Due to technological advancements, the world of international cinema seems a lot smaller than it probably used to in times when Ozu was making some of his beloved classics, but it would be rather foolish to assume that it doesn't hold any more secrets. The immense thrill and excitement that comes with every new finding only makes one wish that some of the other works that got lost before and after World War II would magically reappear.
Screened as part of Kyoto Internaional Film and Art Festival's focus on silent cinema, the aforementioned never-before-seen Ozu film is a short, newly restored 20-minute version of a 1929 film called Tokkan Kozo, aka A Straightforward Boy. The film premiered at the Yoshimoto Gion Kagetsu theatre near Kyoto’s famous Yasaka Shrine on October 15th.
According to the officials at the Toy Film Museum in Kyoto, where the picture has been found, it’s an almost complete version of the full-length original, as it includes some additional scenes and intertitles that are missing from the previously discovered copy, which has been widely available on YouTube for some time now.
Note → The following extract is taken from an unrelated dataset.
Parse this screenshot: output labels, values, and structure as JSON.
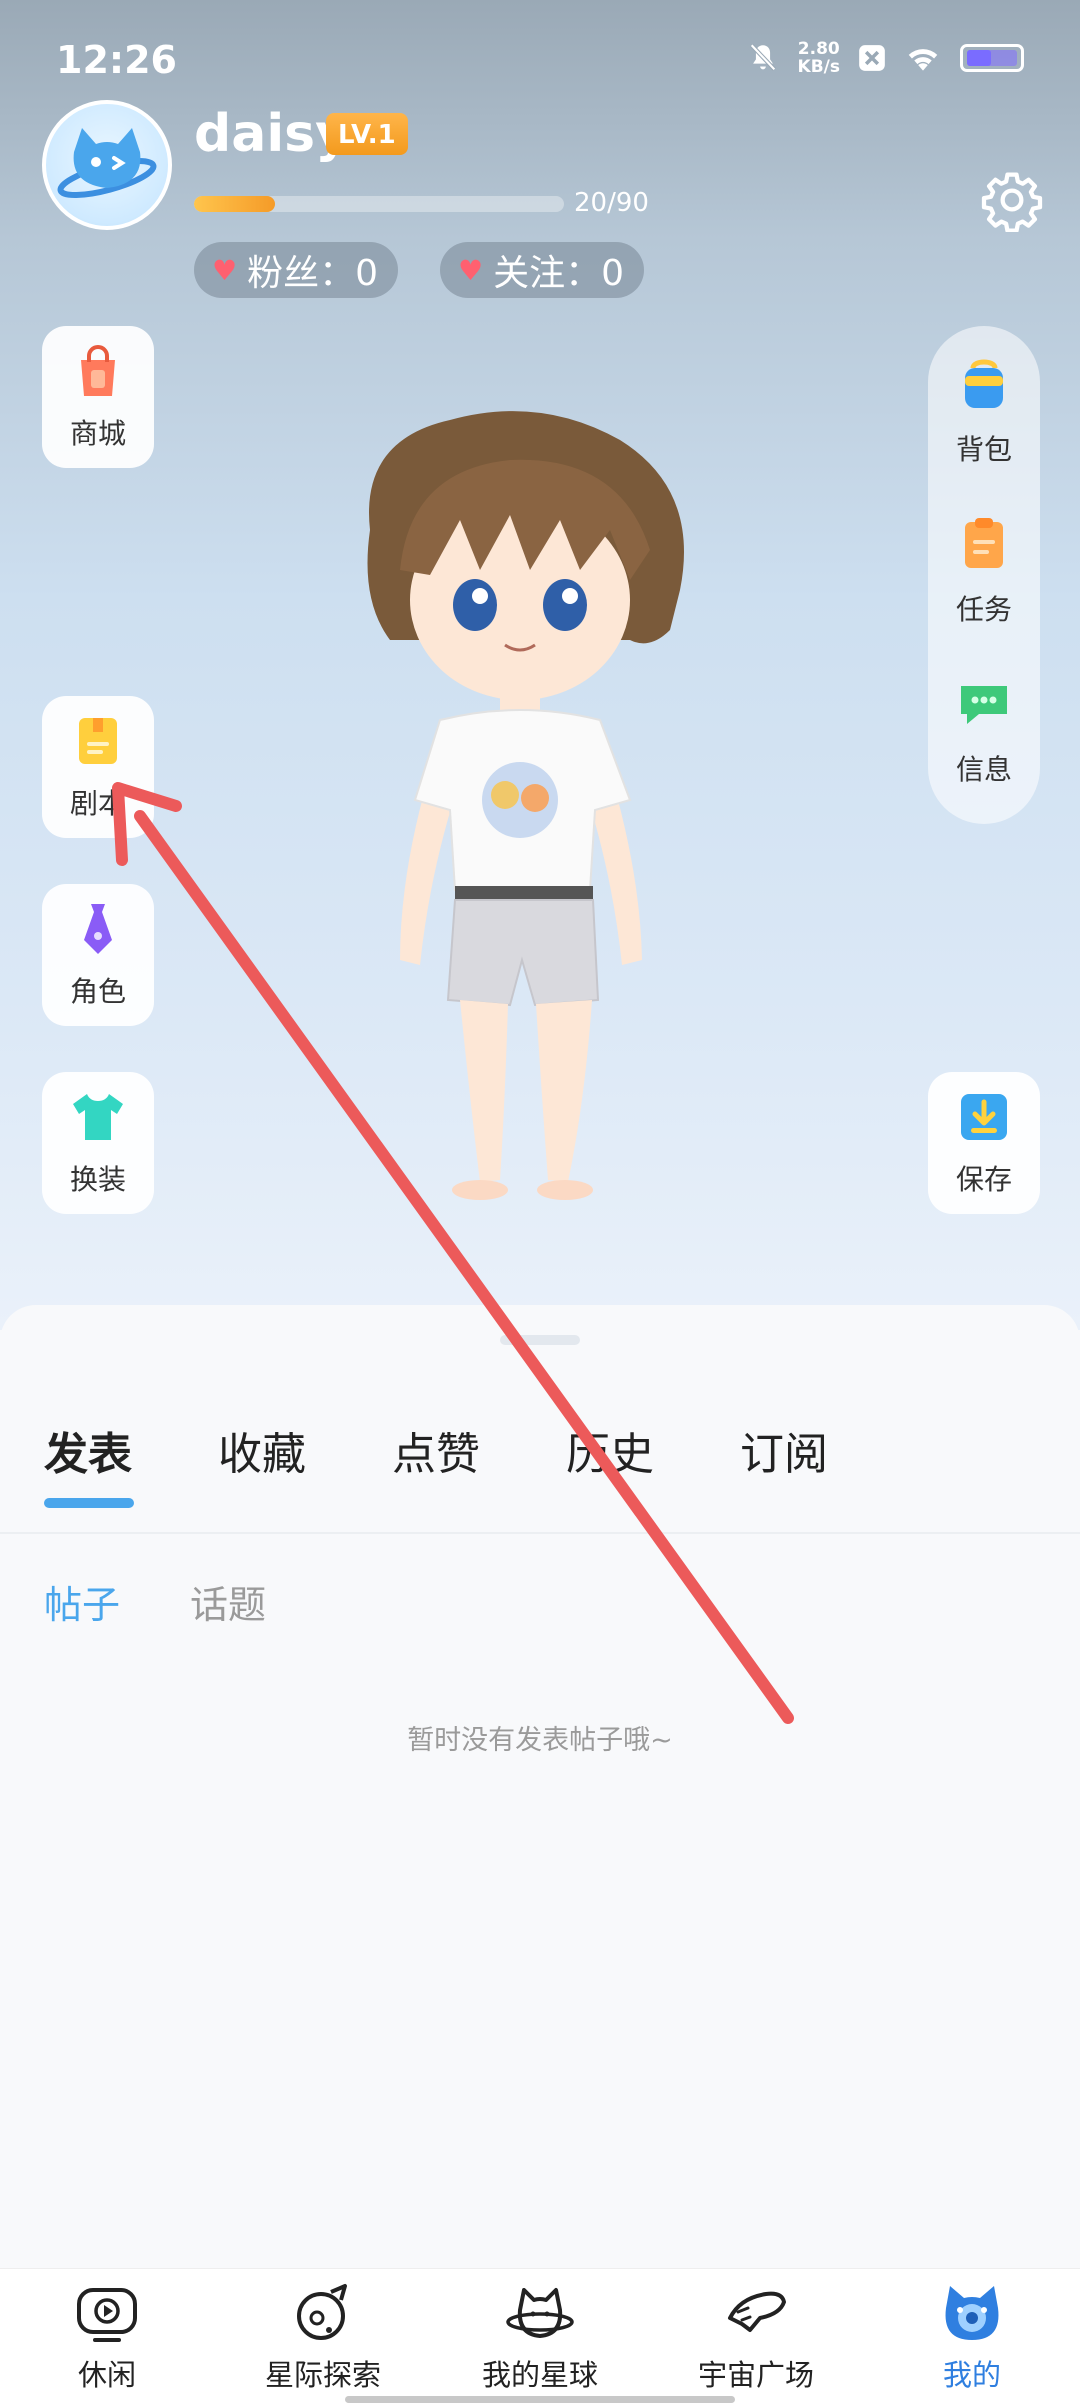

While short and simple, the picture, which revolves around a malicious boy (played by Aoki Tomio, a famous child actor of the pre-war period) and his inept kidnapper (played by Saito Tatsuo, Ozu’s longtime collaborator), is indeed a lot more tasteful and funny than most of the contemporary comedies produced worldwide. Although the film doesn’t really have any of the so-called “Ozu-esque” features, the visibly innovative storytelling technique and perfect comedic timing show early signs of huge talent.
The grand premiere of the film was later followed by a screening of Ozu’s 1931 feature The Lady and the Beard, which is considered to be a representative film of the nonsense comedy genre, exercised by the director during the silent era. The 75-minute picture can be viewed online as well and is a definitive must for Japanese cinema fans.
For some reason, the big and historically important event attracted less people than one would have expected based on the media attention the whole discovery story gained in the past two months. Perhaps the beautiful weather encouraged people to go out and explore the old capital. For what it’s worth, the premiere definitely felt satisfingly private. Yet what made it particularly interesting and enjoyable was the appearance of Ichiro Kataoka, a modern-day benshi, who narrated both films to the accompaniment of Yanashita Mie and her piano.
The impressive and handsomely entertaining live performance, combined with the old-school atmosphere of the venue, more than made up for the somewhat disappointing attendance figures. The whole event was presented entirely in Japanese, and only the first film had English subtitles. Whether they’re actually needed is arguable, but they would certainly help the viewer understand some more difficult bits.
Undeniably, watching a silent picture on the big screen might pose a bit of a challenge for people who are accustomed to enjoying mainly audio-visual experiences on a day-to-day basis. Although, in theory, during the silent era the figure of a benshi wasn’t considered to be an indispensable part of the film, he nevertheless played a very important role in the development of cinema-going culture. His performance could’ve either enhanced or ruined the movie. The complexity behind live narration can certainly be a factor as to why it’s often treated as art.
The sheer pleasure of seeing such an unusual spectacle, and in such a wonderful setting, made the whole visit to Kyoto, the birthplace of Japanese cinema, unforgettable.